Copper is highly durable and pliable, and is also valued for its resistance to corrosion. It is relatively easy to recover as it is used primarily as the metal. Copper scrap is used by both primary and secondary producers, where processing methods include blast furnace, reverberatory furnace or electric arc furnace. In the latter, around 75-80 per cent raw material is scrap copper. Recent historical trends in demand per capita for copper are influenced by factors such as:

  • disinvestment in electrically powered rail and public transportation systems
  • increase in the copper content of motor vehicles with the addition of more electrically powered auxiliary systems
  • deindustrialisation
  • increases in efficiency of use and substitution by other materials e.g. plastics

Recycling rates of scrap appear to be low as much of the inventory of copper metal is tied up in infrastructure. Thus replacement of copper water pipes with plastic would free up large quantities of copper for other uses. In the telecommunications industry wiring has most often been made from copper as it is a good conductor of electricity, with occasional use of other conductive materials notably aluminium.

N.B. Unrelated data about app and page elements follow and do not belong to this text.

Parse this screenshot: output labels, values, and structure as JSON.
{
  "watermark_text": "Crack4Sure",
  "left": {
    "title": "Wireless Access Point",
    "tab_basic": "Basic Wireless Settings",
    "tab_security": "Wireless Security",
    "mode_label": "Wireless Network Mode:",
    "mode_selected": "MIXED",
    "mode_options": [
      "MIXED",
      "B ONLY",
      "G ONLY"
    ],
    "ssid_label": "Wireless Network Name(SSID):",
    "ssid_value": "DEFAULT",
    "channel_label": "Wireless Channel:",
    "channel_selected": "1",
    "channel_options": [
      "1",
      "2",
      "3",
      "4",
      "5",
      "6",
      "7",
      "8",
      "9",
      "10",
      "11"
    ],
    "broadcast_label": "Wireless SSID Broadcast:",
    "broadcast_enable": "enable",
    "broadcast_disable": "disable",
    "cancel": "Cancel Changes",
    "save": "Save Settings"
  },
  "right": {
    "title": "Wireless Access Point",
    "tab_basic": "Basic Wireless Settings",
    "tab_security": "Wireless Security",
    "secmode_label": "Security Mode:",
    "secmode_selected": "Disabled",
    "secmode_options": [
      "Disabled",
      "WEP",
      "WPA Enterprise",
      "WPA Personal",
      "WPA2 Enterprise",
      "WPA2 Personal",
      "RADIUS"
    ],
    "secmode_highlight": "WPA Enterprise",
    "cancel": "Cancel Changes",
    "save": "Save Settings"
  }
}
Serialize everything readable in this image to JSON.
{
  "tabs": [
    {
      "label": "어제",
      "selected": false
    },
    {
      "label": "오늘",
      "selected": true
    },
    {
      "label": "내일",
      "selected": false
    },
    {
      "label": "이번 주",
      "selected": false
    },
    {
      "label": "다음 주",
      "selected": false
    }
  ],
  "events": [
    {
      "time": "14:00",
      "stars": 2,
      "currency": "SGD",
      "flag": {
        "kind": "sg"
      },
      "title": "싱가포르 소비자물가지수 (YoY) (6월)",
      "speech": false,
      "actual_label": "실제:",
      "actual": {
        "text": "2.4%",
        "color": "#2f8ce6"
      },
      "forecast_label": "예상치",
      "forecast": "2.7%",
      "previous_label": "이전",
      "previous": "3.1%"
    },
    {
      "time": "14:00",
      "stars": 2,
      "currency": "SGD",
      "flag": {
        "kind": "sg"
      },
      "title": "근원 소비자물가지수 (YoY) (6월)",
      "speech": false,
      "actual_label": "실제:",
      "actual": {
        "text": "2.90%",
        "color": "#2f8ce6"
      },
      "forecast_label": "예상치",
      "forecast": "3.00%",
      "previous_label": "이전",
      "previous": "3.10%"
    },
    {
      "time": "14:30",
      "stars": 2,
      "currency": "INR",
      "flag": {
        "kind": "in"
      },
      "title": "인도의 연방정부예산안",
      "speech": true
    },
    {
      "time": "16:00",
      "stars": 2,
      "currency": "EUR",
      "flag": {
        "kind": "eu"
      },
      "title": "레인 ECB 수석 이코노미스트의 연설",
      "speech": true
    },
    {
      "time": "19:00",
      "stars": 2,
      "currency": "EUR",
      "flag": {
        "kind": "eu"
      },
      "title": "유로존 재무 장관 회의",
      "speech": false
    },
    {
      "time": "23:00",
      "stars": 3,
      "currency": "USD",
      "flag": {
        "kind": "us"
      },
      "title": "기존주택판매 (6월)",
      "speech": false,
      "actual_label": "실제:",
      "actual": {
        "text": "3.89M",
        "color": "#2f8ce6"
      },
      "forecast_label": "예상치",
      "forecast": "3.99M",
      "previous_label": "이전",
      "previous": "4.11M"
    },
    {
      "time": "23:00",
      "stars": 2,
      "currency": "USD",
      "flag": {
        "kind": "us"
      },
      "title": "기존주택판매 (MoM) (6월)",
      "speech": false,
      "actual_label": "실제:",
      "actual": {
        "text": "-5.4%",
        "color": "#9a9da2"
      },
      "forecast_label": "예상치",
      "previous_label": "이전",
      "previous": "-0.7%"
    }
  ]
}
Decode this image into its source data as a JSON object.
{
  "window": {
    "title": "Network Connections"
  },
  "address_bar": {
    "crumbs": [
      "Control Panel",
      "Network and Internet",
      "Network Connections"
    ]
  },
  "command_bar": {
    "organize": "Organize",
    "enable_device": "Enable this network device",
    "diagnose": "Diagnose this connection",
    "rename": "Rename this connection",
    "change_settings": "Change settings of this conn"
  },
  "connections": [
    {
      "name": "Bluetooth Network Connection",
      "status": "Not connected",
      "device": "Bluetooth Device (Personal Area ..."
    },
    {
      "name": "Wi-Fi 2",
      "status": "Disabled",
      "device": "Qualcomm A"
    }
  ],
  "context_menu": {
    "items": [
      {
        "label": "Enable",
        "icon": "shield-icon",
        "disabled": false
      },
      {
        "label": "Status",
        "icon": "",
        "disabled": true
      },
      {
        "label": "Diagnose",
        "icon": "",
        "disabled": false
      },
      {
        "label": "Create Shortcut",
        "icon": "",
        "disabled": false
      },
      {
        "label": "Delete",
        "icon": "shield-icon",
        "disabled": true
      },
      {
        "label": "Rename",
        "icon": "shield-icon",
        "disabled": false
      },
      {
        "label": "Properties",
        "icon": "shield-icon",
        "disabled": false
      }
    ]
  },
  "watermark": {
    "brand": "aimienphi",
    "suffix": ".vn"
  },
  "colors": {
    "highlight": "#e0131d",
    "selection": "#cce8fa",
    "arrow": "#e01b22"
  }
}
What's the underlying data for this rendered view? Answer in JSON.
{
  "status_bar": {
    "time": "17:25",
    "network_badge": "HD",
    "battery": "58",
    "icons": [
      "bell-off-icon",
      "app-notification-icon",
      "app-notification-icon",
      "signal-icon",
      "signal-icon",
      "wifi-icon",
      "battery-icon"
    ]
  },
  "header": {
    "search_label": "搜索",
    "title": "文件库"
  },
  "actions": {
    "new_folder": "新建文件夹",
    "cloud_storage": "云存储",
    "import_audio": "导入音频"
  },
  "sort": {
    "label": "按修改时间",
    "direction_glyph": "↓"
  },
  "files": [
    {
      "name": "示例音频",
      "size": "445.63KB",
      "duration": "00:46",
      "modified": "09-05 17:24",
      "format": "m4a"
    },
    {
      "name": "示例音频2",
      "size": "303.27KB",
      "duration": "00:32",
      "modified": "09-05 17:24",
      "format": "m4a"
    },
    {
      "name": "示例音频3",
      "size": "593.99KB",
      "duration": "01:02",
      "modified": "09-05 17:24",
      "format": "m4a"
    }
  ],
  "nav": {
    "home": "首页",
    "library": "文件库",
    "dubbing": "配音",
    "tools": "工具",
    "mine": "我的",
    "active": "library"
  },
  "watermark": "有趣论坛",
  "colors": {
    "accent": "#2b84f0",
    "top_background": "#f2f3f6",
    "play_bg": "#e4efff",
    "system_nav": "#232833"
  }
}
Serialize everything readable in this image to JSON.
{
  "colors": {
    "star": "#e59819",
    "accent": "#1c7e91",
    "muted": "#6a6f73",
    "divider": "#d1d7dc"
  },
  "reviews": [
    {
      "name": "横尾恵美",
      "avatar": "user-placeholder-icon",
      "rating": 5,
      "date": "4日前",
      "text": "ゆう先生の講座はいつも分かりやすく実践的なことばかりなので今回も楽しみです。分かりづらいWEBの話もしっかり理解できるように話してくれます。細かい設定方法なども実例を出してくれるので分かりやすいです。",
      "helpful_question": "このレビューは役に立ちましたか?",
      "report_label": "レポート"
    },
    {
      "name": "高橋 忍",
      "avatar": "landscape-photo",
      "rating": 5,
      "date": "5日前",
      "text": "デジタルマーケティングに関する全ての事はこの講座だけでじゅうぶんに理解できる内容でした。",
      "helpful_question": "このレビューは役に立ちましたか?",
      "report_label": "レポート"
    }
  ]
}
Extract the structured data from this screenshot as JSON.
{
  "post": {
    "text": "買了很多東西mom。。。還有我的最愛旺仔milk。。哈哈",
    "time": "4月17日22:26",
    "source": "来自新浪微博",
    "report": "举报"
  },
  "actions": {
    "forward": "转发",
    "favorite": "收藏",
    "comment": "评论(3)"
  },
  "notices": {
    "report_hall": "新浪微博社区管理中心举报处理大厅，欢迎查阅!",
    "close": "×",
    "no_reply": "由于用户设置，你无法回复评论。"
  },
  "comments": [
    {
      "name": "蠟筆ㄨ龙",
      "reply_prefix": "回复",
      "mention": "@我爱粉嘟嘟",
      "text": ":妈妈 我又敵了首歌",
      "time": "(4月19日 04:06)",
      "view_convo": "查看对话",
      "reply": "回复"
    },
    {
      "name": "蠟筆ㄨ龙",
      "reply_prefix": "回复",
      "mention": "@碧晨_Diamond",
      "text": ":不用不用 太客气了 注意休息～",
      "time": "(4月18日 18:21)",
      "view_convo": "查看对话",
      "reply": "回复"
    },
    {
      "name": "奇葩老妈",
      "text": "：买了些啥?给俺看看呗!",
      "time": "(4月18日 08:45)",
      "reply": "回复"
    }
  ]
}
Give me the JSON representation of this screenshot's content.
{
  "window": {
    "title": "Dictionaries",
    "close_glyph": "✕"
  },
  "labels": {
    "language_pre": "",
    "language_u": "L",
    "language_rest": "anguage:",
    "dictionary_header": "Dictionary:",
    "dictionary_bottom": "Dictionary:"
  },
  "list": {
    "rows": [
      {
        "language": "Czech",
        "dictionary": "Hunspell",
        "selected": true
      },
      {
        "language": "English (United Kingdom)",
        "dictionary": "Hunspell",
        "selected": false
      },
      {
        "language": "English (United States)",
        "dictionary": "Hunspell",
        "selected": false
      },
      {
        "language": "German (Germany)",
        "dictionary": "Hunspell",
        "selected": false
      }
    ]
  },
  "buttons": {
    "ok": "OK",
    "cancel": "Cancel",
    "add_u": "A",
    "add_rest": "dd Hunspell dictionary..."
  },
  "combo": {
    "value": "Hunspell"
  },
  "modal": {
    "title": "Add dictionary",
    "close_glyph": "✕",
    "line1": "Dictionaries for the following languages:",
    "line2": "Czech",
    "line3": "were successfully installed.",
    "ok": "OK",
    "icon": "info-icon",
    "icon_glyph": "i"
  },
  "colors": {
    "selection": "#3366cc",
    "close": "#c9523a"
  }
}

Broadband connections (or at least delivery into homes or businesses) is commonly over copper wires, although fibre optics or wireless connections are replacing these parts of a network. the recovery of copper is on occasion less straightforward e.g. where copper components have to be separated out from printed wiring boards.